Modem Throughput Speeds

Connection Bits/Sec Bytes/Sec KB/Min MB/Hour MinSec/MB
Modem 9,600 1200 70 4 14m 33s
Modem 14,400 1800 106 6 9m 42s
V.34 Modem 28,800 3600 211 12 4m 51s
Modem 33,600 4200 246 14 4m 09s
V.90 Modem 42,000 5250 308 18 3m 19s
V.90 Modem 50,000 6250 366 22 2m 48s

KB or Kilobyte = 1024 Bytes, or roughly a thousand

MB or Megabyte = 1024 x1024, or 1048576 Bytes, or roughly a million

Note these numbers are for uncompressed data, just to give you an idea on raw data throughput. With compressible data, throughput can go up by a factor of 2 or 3 over these ratings. However, because graphic images on web pages are already compressed, the real multiplier for web browsing generally works out to around 1.5 to 2x the above listed rates. So divide the times by 2 to approximate real world download times assumming 2 to 1 compression. Faster is better! It is easy to cost justify that $100 for a 56K modem if you value your time. Amazing but true, a large number of web surfers out there still use those tired 14.4 modems.

Life is short. Get a V.90 modem fast!
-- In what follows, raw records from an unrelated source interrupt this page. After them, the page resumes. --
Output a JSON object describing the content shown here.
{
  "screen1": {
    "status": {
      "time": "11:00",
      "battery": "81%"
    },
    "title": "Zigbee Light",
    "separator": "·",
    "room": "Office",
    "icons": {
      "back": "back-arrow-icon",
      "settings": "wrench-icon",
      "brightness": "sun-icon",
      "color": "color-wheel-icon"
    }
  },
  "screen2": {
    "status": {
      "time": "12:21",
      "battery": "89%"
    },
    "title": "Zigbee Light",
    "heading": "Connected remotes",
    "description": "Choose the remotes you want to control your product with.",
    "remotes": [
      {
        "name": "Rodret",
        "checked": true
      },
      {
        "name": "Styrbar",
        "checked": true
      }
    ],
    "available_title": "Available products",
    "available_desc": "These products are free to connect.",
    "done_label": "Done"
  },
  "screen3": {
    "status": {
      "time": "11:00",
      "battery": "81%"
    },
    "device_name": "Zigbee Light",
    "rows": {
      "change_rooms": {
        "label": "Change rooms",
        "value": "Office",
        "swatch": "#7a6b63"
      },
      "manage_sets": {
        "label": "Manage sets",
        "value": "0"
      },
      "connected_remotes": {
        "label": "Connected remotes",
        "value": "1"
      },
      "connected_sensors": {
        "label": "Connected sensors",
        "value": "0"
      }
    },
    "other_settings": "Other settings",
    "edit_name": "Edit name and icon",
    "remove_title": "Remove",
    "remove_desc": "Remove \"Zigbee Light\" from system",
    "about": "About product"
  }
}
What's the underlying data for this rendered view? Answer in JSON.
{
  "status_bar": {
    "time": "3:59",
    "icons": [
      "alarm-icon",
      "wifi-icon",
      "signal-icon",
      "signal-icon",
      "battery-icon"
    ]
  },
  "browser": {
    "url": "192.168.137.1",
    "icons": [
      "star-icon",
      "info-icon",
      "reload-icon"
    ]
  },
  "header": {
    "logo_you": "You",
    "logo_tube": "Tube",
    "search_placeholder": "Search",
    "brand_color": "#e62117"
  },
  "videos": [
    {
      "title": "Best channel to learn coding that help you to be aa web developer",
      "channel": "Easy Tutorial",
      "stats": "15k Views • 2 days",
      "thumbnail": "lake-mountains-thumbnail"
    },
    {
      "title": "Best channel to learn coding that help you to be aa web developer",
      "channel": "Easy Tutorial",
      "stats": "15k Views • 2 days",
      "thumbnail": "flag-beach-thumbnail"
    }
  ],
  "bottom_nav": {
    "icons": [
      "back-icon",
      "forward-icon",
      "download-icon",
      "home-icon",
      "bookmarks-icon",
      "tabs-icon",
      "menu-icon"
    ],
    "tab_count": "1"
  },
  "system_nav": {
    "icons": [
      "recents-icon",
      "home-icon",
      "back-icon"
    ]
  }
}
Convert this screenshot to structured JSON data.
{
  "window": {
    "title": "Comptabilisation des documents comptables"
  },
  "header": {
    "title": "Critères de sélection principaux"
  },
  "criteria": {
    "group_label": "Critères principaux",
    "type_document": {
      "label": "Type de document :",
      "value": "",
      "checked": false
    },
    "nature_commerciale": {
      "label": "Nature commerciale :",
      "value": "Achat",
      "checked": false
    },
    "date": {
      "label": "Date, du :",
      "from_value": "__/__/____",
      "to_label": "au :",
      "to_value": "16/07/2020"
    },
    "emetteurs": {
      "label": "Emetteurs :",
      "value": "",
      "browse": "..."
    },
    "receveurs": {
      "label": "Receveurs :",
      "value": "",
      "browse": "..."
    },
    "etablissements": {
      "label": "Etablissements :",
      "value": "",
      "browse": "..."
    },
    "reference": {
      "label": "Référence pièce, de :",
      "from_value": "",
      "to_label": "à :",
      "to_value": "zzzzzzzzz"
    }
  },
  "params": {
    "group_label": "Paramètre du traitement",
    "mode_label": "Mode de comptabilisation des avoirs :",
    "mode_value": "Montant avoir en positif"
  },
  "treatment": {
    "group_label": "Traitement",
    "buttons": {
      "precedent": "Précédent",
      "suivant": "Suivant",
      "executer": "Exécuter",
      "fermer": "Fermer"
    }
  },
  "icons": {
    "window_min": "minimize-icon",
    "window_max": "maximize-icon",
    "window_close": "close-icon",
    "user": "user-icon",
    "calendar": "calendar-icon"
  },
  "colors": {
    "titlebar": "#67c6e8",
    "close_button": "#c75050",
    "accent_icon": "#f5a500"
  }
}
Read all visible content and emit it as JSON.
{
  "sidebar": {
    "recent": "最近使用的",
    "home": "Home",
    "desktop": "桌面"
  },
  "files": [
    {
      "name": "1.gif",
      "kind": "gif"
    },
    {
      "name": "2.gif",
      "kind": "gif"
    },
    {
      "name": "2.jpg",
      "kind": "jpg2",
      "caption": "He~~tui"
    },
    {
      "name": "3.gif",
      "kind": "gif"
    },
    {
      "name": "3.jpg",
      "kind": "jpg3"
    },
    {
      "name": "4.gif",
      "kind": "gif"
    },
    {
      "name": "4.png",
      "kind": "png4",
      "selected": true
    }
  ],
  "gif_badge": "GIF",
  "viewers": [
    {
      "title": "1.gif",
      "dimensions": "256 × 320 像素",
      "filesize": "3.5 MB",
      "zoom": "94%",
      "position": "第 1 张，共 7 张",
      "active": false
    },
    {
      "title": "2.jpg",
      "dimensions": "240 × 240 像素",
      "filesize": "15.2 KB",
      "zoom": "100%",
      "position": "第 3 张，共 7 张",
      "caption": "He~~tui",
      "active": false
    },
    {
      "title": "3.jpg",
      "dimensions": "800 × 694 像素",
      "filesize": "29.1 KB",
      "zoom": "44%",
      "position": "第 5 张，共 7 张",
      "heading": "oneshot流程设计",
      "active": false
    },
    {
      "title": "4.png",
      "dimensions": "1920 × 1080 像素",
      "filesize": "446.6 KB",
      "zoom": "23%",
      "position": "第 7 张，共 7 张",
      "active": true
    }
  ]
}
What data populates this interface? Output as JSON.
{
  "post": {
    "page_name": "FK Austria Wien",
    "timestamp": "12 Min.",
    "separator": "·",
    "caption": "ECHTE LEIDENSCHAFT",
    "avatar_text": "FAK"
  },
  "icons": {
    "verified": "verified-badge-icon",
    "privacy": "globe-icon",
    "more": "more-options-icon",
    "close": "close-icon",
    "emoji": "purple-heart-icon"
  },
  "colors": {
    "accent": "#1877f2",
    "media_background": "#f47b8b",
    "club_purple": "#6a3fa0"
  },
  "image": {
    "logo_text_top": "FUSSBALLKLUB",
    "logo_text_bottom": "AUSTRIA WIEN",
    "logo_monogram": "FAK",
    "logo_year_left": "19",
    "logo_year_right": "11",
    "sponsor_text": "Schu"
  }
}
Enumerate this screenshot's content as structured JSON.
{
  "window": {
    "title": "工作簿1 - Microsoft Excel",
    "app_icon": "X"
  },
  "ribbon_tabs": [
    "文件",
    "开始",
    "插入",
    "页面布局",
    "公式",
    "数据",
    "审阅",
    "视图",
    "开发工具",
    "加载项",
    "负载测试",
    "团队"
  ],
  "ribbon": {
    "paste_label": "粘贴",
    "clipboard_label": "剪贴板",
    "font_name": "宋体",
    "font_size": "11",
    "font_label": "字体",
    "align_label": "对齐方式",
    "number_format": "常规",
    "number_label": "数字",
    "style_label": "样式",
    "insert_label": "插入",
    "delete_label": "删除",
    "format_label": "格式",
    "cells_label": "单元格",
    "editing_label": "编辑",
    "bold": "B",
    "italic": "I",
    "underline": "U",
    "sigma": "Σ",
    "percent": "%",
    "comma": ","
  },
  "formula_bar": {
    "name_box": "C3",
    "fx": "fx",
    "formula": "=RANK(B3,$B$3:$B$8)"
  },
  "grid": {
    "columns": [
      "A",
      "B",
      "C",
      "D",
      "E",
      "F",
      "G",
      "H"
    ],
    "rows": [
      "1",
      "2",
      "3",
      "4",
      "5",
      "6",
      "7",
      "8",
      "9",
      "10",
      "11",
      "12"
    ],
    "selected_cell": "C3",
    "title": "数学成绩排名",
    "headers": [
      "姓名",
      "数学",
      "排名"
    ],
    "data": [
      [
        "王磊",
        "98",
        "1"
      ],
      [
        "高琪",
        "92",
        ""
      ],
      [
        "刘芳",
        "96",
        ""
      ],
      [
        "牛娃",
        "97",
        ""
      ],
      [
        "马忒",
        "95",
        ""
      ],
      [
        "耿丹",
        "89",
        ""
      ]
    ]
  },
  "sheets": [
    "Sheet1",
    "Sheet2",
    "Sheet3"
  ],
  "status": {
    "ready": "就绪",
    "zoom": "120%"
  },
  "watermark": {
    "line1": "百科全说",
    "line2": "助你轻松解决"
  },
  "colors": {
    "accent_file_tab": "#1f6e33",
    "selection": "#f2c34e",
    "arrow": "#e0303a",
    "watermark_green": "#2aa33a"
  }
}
Two rows of data are shown for V.90 modems because your connect speed will vary depending on the quality of your phone line and distance to your "CO" or Central Office (local telephone facility). A pretty good line should get about a 48 to 50K connection. The Telephone Network was designed to carry voice traffic, not the flood of data transfer it is being used for today. It is generally claimed that people who live within 3 1/2 miles from their central office will get significantly better connect speeds using a V.90 modem over using a V.34 modem.

DTE vs DCE speed. Modem shoppers in stores like CompUSA often ask why they should buy a 56K modem, when their modem already says "connected at 57600" or "connected at 115200". Well, this is a common misunderstanding of what the reported connect speed means. These speeds are the DTE (Data Terminal Equipment) speed, which is the speed of the connection between your PC and your modem. The DCE (Data Communications Equipment) speed is the bottleneck. The DCE speed is the speed between your modem and the other modem you connect to. Prior to 56K modems, the best speed you could get between two modems was 33600 bits per second. Now using 56K technology, rates approaching 50000 bits per second are achievable.

Asymetric Data. Notable is that the V.90 standard calls for 'asymetric' data rates, just as both K56flex and X2 did before the standard. This means that the send and receive data speeds are different when you connect in V.90 mode. Fortunately, high speed (up to 54Kbps) is realized in the downstream direction, which is good since this is where the bulk of the data is, downloading graphics, etc. from the internet to your modem. The upstream direction is limited to 33.6Kbps, which is OK, since most of the data web surfers send is mouse click commands, which don't require much data to be transmitted.